Spielmann With regard to abstraction you were also saying that the way one might author virtual reality will “literally” and not only conceptually affect our understanding of what is logic and what we experience as “real” reality. Could you explain what you mean by “abstract physics”?

Seaman The idea is that in the world around us there is a kind of physics, but as soon as we go inside the computer—especially in a virtual space—we make decisions about what makes up the physics of that space—it is an authored physics. We actually “make” an abstract physics and this can be very realistic: we might see a cartoon where somebody looks like they are running and when falling down it looks as if there was gravity, but at the same time we can author a physics which is the opposite of that. If I drop something it falls up, if I take something I can stretch it or expand it and so on. So there is a new way of thinking about the relationship of actual space to virtual space. I now call this E-phany physics. Interestingly, this approach to abstract physics also makes me rethink what I do in my video. Now I even think that to use slow motion in video is also a form of abstract physics. There is an actual physics of an event, of course there is light that I record, but once it is in the machine I can slow the image down or manipulate it in various ways and abstract the physics in a subtle way. If I then take that image and bring it into a virtual space, I can give it a further media behaviour and a totally separate kind of physics, which is very different from the tradition of images that we know.
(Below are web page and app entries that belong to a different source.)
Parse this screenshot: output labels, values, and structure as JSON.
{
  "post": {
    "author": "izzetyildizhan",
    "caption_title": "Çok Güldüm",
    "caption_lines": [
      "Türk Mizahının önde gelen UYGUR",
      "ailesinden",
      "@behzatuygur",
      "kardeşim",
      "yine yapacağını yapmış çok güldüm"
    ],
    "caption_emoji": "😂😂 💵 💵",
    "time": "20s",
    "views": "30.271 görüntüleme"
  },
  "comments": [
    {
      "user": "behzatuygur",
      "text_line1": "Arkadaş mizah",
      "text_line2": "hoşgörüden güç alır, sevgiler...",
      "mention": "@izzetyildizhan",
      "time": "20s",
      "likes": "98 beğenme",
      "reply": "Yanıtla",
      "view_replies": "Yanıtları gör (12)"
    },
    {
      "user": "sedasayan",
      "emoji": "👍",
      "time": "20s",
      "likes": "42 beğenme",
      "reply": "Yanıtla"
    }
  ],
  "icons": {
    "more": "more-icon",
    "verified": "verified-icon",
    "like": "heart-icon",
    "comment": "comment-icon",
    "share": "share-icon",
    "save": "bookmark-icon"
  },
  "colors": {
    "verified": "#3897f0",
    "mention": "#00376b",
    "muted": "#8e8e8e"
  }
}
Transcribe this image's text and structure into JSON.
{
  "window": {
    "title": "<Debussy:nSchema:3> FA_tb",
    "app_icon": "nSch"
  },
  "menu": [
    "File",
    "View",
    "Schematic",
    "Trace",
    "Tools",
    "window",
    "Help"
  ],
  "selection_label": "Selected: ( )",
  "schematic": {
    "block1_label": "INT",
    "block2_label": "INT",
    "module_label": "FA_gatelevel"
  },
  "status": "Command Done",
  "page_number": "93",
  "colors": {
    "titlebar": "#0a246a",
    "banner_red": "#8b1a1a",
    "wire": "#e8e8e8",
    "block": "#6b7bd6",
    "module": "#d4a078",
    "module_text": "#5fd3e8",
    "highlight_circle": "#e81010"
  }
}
Spielmann If there is a different quality of time and space in dealing with virtual reality, my question is: how far does the option of dimensions and directions reach? For example, I think of the reversibility of time and space, of the manipulation of movement and velocity so that time and space become elastic features—and finally the whole question of time and space dissolves. I am in particular referring to a media debate around Gilles Deleuze, Edmond Couchot, and others where the argument is held that with the emergence of electronic media and more precisely hypermedia the notion of direction and dimension looses its characteristic qualities since the new media are considered as omnidirectional and multidimensional, so that, strictly speaking, they have no such temporal and spatial features like painting, photography, and film, but reinforce what Deleuze calls “whatsoever space” (l’espace quelconque). Does this make sense to your concept of abstraction?

Seaman I have not specifically defined my work with this term. I agree, such a space looses one set of qualities yet it gains another. We are now in the process of exploring this new set of potentials. I am very much interested in the definition of the “rhizome”: The concept of the “rhizome” as developed by Deleuze and Guattari in A Thousand Plateaus is highly relevant to a discussion of a shifting configuration of media-elements, as well as a conflation of language-vehicles where any point can be connected to any other point, etc. However, I came to explore new relations to space through experimentation, intuition and interactive artistic practice. It was only later when reading Deleuze and Guattari that I felt many of my ideas were reinforced from their perspective. So, yes, I see a new kind of spatial media that opens out a whole series of potentials of behavioural media relationships, as well as new relations to time and navigation—both from the behaviour of the participant as well as a notion of behavioural or reactive media. What I have in mind is that you author the system to behaviourally respond to a person. In the coming years, as Artificial Intelligence will become more easily accessible as an authoring tool, one could imagine highly relevant responsive media-reactions to one’s interactivity within a particular environment.

© 2003 FDL

(6) Jacques Derrida, De la grammatologie, engl. Of Grammatology, Baltimore, Johns Hopkins University Press, 1998.